  • Avoid damaging the crown buds during the harvest. Target an optimum cutting height of 7cm and never cut below 5cm.
  • Allow plants to flower once a year to ensure storage of nutrients in the tap root to improve winter hardiness and boost spring growth.
  • Cut silage and hay early before the crop begins to flower to ensure maximum feed quality. Allow a minimum of 4 weeks between cuts.
  • Avoid late cuts, particularly in years with high precipitation and early autumn frosts.
  • Harvest silage quickly, minimising the time between cutting and baling or stacking. Cut when wilting conditions are good and leave the forage in a wide drying window.

Maximum persistence 

  • When harvesting for maximum persistence, cut alfalfa at the stage between the first flower and 25% flower. Approximately 35 - 40 days between cuttings. This system has a longer harvest window and longer cutting interval than cutting for high quality.
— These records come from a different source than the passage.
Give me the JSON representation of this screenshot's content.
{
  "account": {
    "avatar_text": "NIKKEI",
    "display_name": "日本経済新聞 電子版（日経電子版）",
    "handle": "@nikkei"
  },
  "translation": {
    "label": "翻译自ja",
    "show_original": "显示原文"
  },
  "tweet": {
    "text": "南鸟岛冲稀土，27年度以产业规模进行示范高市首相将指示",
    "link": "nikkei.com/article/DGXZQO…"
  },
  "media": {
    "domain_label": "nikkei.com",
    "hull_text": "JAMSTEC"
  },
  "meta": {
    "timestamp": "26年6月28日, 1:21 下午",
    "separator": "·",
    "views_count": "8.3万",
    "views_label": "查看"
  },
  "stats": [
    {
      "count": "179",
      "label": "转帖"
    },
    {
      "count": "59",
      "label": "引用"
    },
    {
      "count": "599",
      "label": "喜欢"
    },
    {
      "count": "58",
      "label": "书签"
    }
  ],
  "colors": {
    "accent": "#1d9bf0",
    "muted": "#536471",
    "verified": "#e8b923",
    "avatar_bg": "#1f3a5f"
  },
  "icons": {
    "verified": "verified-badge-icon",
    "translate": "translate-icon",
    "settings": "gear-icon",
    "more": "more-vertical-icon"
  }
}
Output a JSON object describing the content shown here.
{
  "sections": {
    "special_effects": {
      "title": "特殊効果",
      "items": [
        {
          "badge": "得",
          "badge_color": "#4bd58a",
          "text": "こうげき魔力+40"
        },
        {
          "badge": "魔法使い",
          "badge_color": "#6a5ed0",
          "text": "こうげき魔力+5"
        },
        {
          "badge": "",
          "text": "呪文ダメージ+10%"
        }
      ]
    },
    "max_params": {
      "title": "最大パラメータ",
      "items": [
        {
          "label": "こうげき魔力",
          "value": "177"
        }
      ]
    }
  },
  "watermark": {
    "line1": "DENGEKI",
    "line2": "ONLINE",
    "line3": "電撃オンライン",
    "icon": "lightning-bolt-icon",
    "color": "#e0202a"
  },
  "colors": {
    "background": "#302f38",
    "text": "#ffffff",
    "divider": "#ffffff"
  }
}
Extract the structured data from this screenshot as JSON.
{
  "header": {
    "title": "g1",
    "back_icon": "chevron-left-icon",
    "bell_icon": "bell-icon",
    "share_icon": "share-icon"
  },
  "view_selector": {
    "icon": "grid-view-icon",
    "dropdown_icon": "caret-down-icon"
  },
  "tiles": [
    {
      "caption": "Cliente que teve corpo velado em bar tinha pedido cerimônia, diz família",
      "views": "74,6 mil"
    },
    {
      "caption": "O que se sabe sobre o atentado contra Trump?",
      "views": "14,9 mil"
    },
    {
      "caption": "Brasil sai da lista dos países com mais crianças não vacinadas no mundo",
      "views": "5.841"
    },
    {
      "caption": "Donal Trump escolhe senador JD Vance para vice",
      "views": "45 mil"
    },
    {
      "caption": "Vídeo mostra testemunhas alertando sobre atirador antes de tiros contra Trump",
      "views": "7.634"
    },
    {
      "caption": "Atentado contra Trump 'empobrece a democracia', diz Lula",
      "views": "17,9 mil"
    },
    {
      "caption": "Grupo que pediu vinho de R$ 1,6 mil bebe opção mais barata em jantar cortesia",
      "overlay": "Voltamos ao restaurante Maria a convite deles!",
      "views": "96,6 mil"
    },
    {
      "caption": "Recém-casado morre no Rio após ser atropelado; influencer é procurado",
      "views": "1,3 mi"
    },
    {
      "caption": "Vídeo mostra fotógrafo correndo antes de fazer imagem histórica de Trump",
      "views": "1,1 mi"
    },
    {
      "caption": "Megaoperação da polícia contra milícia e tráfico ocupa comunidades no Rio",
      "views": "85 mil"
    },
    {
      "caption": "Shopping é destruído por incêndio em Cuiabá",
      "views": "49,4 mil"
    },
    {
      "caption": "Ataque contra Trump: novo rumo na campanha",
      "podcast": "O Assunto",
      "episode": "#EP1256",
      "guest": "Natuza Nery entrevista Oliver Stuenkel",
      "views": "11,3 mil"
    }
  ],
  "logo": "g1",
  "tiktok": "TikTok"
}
Maximum quality 

  • When harvesting for high quality, cut early in the season when the plants are around 30 cm in height. Leave a 10 cm residual after cutting to promote tillering of the plant. Make further subsequent cuts before 10% buds. It is generally 27-35 days after the last cutting early and close to the end of the season as temperatures drop. Cutting for high quality means cutting within a 3 - 4 day harvest window.

Optimum yield and quality 

  • For harvest schedules to provide the highest yield of high quality forage, the first two cuttings must be timely. During this time forage quality changes most rapidly and short delays mean low quality forage. Take the first cutting at bud stage. Take the second cutting 35 - 42 days after the first cut or at 10% bud (whichever is earliest).
  • Take the subsequent cutting at around 10% bloom. An early first harvest followed by a short cutting interval gives a high yield of quality forage. Half to full bloom cutting is recommended before autumn to allow the alfalfa to build up its carbohydrate root reserves for winter and the subsequent spring production.

To find out more, download our Alfalfa calendar guide: click here.